#### [Excerpted records]

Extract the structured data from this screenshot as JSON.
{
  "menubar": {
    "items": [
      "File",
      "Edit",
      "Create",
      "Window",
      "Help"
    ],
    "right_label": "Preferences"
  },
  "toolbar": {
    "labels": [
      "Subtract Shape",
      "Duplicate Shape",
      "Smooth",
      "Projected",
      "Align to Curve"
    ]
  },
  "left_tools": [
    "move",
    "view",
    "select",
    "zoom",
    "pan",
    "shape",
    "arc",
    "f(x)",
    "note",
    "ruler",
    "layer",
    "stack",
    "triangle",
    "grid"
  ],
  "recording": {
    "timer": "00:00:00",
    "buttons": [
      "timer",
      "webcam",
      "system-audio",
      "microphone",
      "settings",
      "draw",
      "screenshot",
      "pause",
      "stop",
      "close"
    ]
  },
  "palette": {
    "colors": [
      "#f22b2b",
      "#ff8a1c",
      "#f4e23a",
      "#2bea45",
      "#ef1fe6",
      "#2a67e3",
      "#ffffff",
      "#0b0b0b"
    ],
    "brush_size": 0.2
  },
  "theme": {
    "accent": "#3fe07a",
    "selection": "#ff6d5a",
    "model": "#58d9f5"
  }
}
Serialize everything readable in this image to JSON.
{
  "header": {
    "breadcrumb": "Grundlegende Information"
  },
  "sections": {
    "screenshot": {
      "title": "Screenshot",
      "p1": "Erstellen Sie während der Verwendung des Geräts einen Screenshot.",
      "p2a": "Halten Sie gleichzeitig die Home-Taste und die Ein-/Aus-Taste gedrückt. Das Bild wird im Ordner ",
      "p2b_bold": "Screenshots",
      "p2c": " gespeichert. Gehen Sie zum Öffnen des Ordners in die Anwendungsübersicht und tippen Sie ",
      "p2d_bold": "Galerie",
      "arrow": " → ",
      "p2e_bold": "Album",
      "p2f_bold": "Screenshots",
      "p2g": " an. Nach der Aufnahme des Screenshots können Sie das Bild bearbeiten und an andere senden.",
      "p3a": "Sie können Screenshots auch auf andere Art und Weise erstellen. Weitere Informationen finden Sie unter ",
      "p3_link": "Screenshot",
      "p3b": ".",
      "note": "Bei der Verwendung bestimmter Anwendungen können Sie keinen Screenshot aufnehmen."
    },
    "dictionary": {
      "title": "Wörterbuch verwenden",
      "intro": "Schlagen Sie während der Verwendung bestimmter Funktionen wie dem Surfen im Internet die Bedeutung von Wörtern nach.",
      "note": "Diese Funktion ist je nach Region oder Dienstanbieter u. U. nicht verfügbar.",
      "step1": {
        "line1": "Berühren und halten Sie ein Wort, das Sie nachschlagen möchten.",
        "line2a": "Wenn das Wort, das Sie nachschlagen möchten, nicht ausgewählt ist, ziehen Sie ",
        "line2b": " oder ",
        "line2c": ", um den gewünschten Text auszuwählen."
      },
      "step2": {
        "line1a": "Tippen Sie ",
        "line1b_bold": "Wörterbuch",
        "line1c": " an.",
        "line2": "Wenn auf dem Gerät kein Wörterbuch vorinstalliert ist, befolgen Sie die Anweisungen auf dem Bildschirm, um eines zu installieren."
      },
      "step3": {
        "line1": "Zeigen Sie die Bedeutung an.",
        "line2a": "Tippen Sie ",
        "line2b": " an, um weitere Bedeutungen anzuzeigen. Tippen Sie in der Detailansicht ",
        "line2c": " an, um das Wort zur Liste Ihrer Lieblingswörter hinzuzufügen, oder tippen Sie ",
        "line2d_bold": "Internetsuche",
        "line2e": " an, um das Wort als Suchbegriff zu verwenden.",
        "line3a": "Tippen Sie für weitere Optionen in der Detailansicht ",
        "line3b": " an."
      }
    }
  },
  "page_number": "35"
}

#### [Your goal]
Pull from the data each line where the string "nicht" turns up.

#### [Your solution]
      "note": "Diese Funktion ist je nach Region oder Dienstanbieter u. U. nicht verfügbar.",
        "line2a": "Wenn das Wort, das Sie nachschlagen möchten, nicht ausgewählt ist, ziehen Sie ",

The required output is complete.